T he Algonquin was originally William Rockefeller's study, set along a private corridor leading from the Great Hall. It is a warm and handsome room; the paneled, butterscotch walls lined with old books from floor to ceiling. Rockefeller's specially commissioned map of Upper Saranac hangs above the stone fireplace, revealing the curves and secrets of the lake.
Algonquin's queen-size bed is flanked by brass reading lamps. Below a bank of leaded windows an elegant desk is stocked with letterhead and pens, should you wish to put thoughts to paper.
A private door leads outside, and down the wooded slope to the lake.

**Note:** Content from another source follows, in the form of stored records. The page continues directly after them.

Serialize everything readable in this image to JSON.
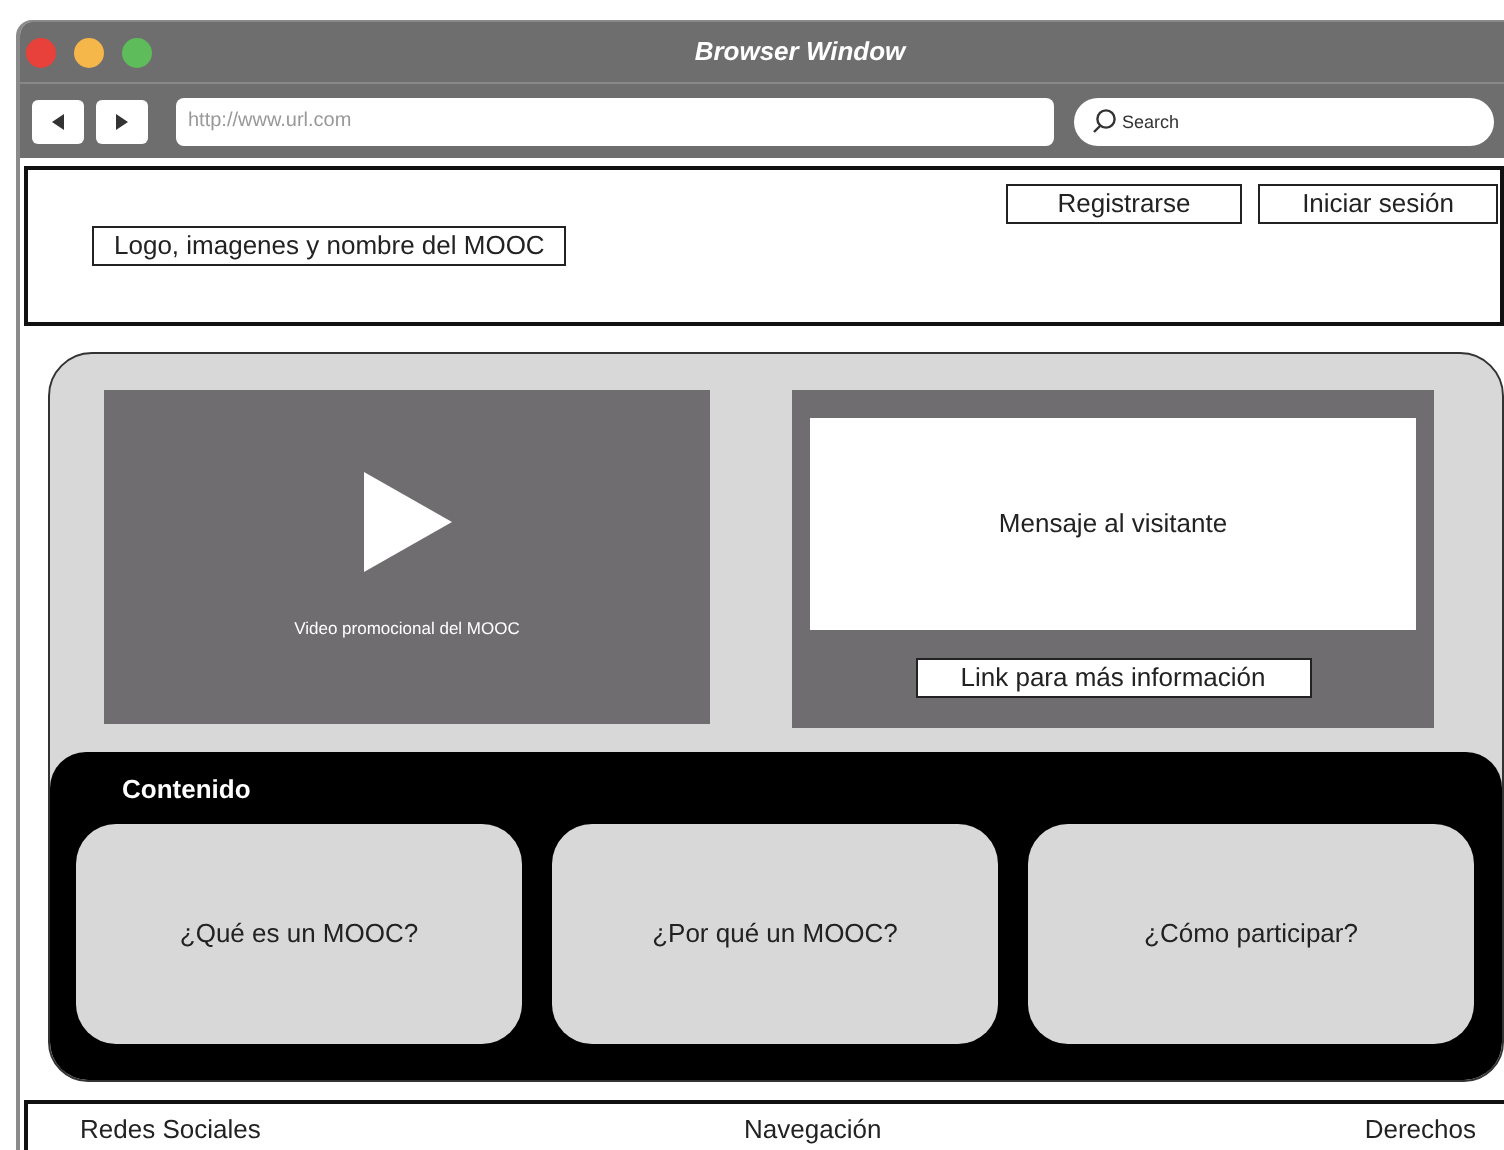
{
  "window": {
    "title": "Browser Window"
  },
  "toolbar": {
    "address": "http://www.url.com",
    "search": {
      "placeholder": "Search"
    }
  },
  "header": {
    "buttons": [
      "Registrarse",
      "Iniciar sesión"
    ],
    "logo": "Logo, imagenes y nombre del MOOC"
  },
  "hero": {
    "video": {
      "caption": "Video promocional del MOOC"
    },
    "message": "Mensaje al visitante",
    "link": "Link para más información"
  },
  "content": {
    "title": "Contenido",
    "cards": [
      "¿Qué es un MOOC?",
      "¿Por qué un MOOC?",
      "¿Cómo participar?"
    ]
  },
  "footer": [
    "Redes Sociales",
    "Navegación",
    "Derechos"
  ]
}
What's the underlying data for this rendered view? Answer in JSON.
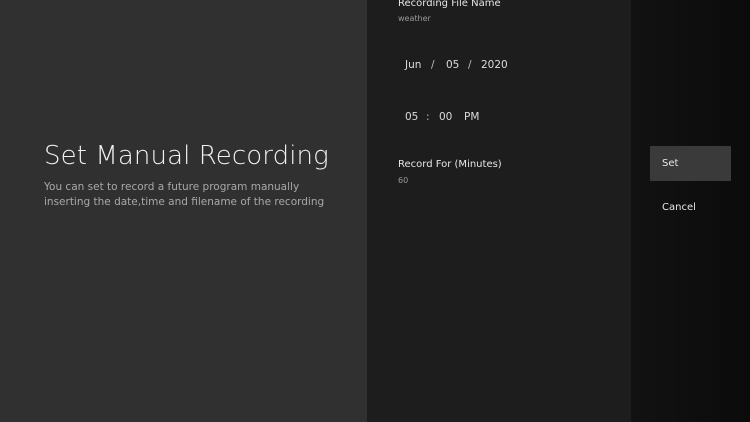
{
  "header": {
    "title": "Set Manual Recording",
    "description": "You can set to record a future program manually\ninserting the date,time and filename of the recording"
  },
  "fields": {
    "file_name": {
      "label": "Recording File Name",
      "value": "weather"
    },
    "date": {
      "month": "Jun",
      "day": "05",
      "year": "2020",
      "separator": "/"
    },
    "time": {
      "hour": "05",
      "minute": "00",
      "meridiem": "PM",
      "separator": ":"
    },
    "duration": {
      "label": "Record For (Minutes)",
      "value": "60"
    }
  },
  "actions": {
    "set_label": "Set",
    "cancel_label": "Cancel"
  },
  "colors": {
    "left_panel": "#303030",
    "middle_panel": "#1d1d1d",
    "right_panel": "#111111",
    "focus": "#3a3a3a"
  }
}
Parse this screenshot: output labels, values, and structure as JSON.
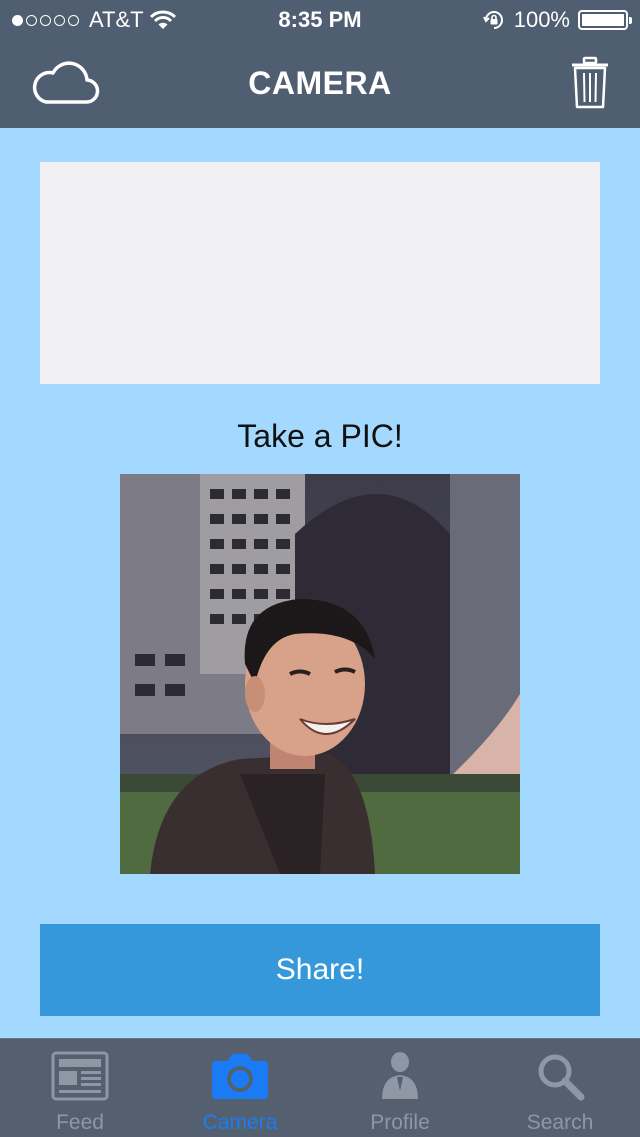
{
  "status_bar": {
    "carrier": "AT&T",
    "signal_bars_filled": 1,
    "signal_bars_total": 5,
    "time": "8:35 PM",
    "battery": "100%",
    "battery_level": 1.0
  },
  "navbar": {
    "title": "CAMERA",
    "left_icon": "cloud-icon",
    "right_icon": "trash-icon"
  },
  "main": {
    "prompt": "Take a PIC!",
    "share_label": "Share!"
  },
  "tabs": [
    {
      "label": "Feed",
      "icon": "newspaper-icon",
      "active": false
    },
    {
      "label": "Camera",
      "icon": "camera-icon",
      "active": true
    },
    {
      "label": "Profile",
      "icon": "person-icon",
      "active": false
    },
    {
      "label": "Search",
      "icon": "search-icon",
      "active": false
    }
  ],
  "colors": {
    "background": "#a3d8ff",
    "bar": "#4f5e70",
    "share_button": "#3498db",
    "tab_active": "#1a7cf5",
    "tab_inactive": "#8e97a3"
  }
}
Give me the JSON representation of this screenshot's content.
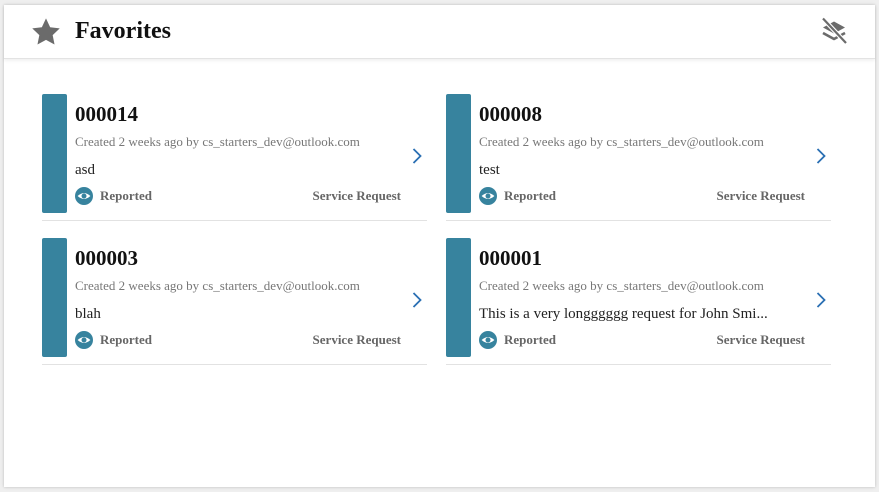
{
  "header": {
    "title": "Favorites",
    "title_icon": "star-icon",
    "action_icon": "remove-favorites-icon"
  },
  "colors": {
    "accent_bar": "#37839e",
    "chevron": "#2a6fb3"
  },
  "cards": [
    {
      "number": "000014",
      "meta": "Created 2 weeks ago by cs_starters_dev@outlook.com",
      "description": "asd",
      "status": "Reported",
      "type": "Service Request"
    },
    {
      "number": "000008",
      "meta": "Created 2 weeks ago by cs_starters_dev@outlook.com",
      "description": "test",
      "status": "Reported",
      "type": "Service Request"
    },
    {
      "number": "000003",
      "meta": "Created 2 weeks ago by cs_starters_dev@outlook.com",
      "description": "blah",
      "status": "Reported",
      "type": "Service Request"
    },
    {
      "number": "000001",
      "meta": "Created 2 weeks ago by cs_starters_dev@outlook.com",
      "description": "This is a very longggggg request for John Smi...",
      "status": "Reported",
      "type": "Service Request"
    }
  ]
}
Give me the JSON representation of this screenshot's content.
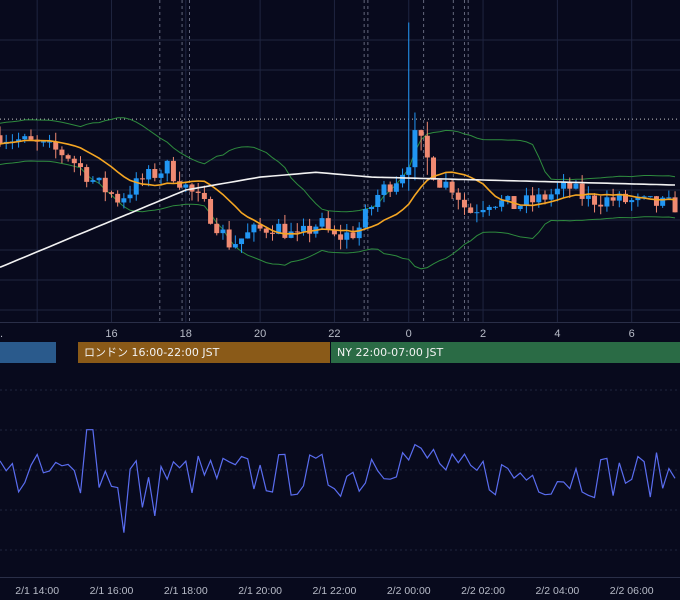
{
  "colors": {
    "background": "#080a1d",
    "grid": "#1f2540",
    "axis_text": "#b8bcc8",
    "up_candle": "#2196f3",
    "down_candle": "#f08a72",
    "ma_fast": "#f5a623",
    "ma_slow": "#f2f2f2",
    "bollinger": "#2e8b3e",
    "oscillator": "#5a6df0",
    "event_line": "#8a8fa5",
    "dotted_level": "#c8c8c8"
  },
  "sessions": [
    {
      "name": "tokyo",
      "label": "",
      "color": "#2a5a8c"
    },
    {
      "name": "london",
      "label": "ロンドン 16:00-22:00 JST",
      "color": "#8a5a18"
    },
    {
      "name": "ny",
      "label": "NY 22:00-07:00 JST",
      "color": "#2a6b45"
    }
  ],
  "chart_data": [
    {
      "type": "candlestick",
      "title": "",
      "x_ticks": [
        "16",
        "18",
        "20",
        "22",
        "0",
        "2",
        "4",
        "6"
      ],
      "x_range_hours": [
        13.0,
        31.3
      ],
      "y_range": [
        0,
        100
      ],
      "grid": true,
      "dotted_level": 63,
      "series": [
        {
          "kind": "candles",
          "interval_minutes": 10
        },
        {
          "kind": "line",
          "role": "moving-average-fast",
          "color": "#f5a623"
        },
        {
          "kind": "line",
          "role": "moving-average-slow",
          "color": "#f2f2f2"
        },
        {
          "kind": "band",
          "role": "bollinger",
          "color": "#2e8b3e"
        }
      ],
      "event_lines_hours": [
        17.3,
        17.9,
        18.1,
        22.8,
        22.9,
        24.4,
        25.2,
        25.5,
        25.6
      ]
    },
    {
      "type": "line",
      "title": "",
      "x_ticks": [
        "2/1 14:00",
        "2/1 16:00",
        "2/1 18:00",
        "2/1 20:00",
        "2/1 22:00",
        "2/2 00:00",
        "2/2 02:00",
        "2/2 04:00",
        "2/2 06:00"
      ],
      "y_range": [
        0,
        100
      ],
      "grid": true,
      "series": [
        {
          "kind": "line",
          "role": "oscillator",
          "color": "#5a6df0"
        }
      ]
    }
  ]
}
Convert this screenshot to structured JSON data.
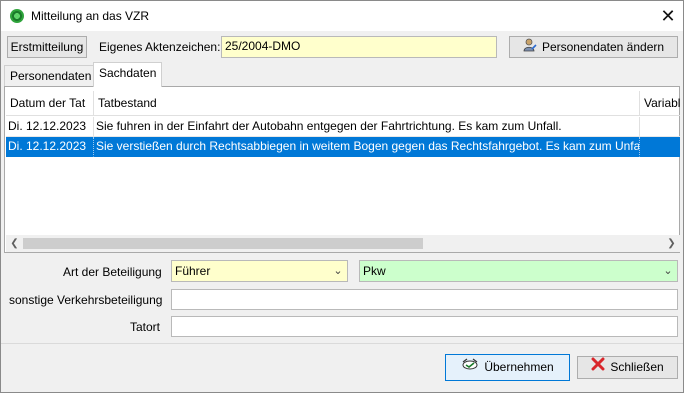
{
  "window": {
    "title": "Mitteilung an das VZR",
    "close_glyph": "✕"
  },
  "toolbar": {
    "first_notice_label": "Erstmitteilung",
    "file_ref_label": "Eigenes Aktenzeichen:",
    "file_ref_value": "25/2004-DMO",
    "change_person_label": "Personendaten ändern"
  },
  "tabs": [
    {
      "label": "Personendaten",
      "active": false
    },
    {
      "label": "Sachdaten",
      "active": true
    }
  ],
  "grid": {
    "columns": [
      "Datum der Tat",
      "Tatbestand",
      "Variabl"
    ],
    "rows": [
      {
        "date": "Di. 12.12.2023",
        "offense": "Sie fuhren in der Einfahrt der Autobahn entgegen der Fahrtrichtung. Es kam zum Unfall.",
        "variable": "",
        "selected": false
      },
      {
        "date": "Di. 12.12.2023",
        "offense": "Sie verstießen durch Rechtsabbiegen in weitem Bogen gegen das Rechtsfahrgebot. Es kam zum Unfall.",
        "variable": "",
        "selected": true
      }
    ]
  },
  "form": {
    "participation_label": "Art der Beteiligung",
    "participation_value": "Führer",
    "vehicle_value": "Pkw",
    "other_participation_label": "sonstige Verkehrsbeteiligung",
    "other_participation_value": "",
    "location_label": "Tatort",
    "location_value": ""
  },
  "buttons": {
    "apply_label": "Übernehmen",
    "close_label": "Schließen"
  },
  "icons": {
    "app": "app-icon",
    "change_person": "person-edit-icon",
    "apply": "apply-icon",
    "close": "close-x-icon"
  }
}
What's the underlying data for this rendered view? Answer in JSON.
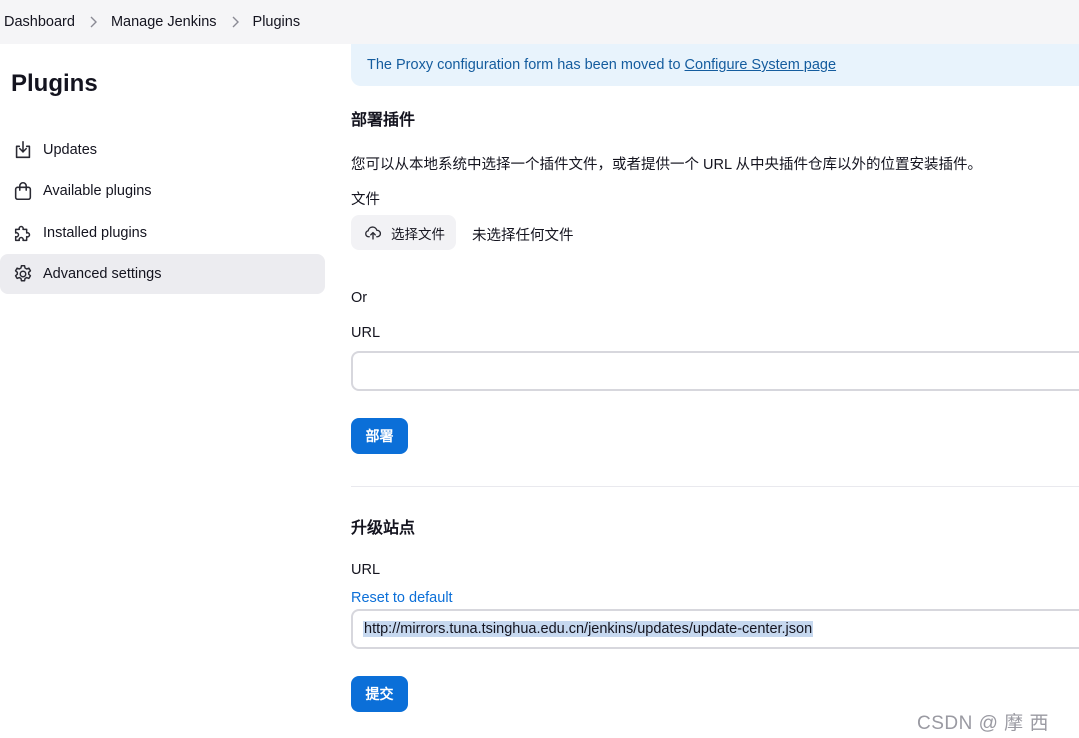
{
  "breadcrumb": {
    "items": [
      "Dashboard",
      "Manage Jenkins",
      "Plugins"
    ]
  },
  "sidebar": {
    "title": "Plugins",
    "items": [
      {
        "label": "Updates",
        "icon": "download-icon"
      },
      {
        "label": "Available plugins",
        "icon": "shopping-bag-icon"
      },
      {
        "label": "Installed plugins",
        "icon": "puzzle-icon"
      },
      {
        "label": "Advanced settings",
        "icon": "gear-icon",
        "active": true
      }
    ]
  },
  "notice": {
    "text": "The Proxy configuration form has been moved to",
    "link": "Configure System page"
  },
  "deploy": {
    "heading": "部署插件",
    "description": "您可以从本地系统中选择一个插件文件，或者提供一个 URL 从中央插件仓库以外的位置安装插件。",
    "file_label": "文件",
    "choose_file": "选择文件",
    "no_file": "未选择任何文件",
    "or": "Or",
    "url_label": "URL",
    "url_value": "",
    "submit": "部署"
  },
  "update_site": {
    "heading": "升级站点",
    "url_label": "URL",
    "reset_link": "Reset to default",
    "url_value": "http://mirrors.tuna.tsinghua.edu.cn/jenkins/updates/update-center.json",
    "submit": "提交"
  },
  "watermark": "CSDN @ 摩 西",
  "colors": {
    "primary": "#0b6fd8",
    "notice_bg": "#e8f3fc",
    "notice_text": "#145c9e",
    "active_nav_bg": "#ececf0"
  }
}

In the bathroom, a clawfoot tub stands beside a remarkable shower, from which the Adirondacks' pure water thunders down like a rainstorm.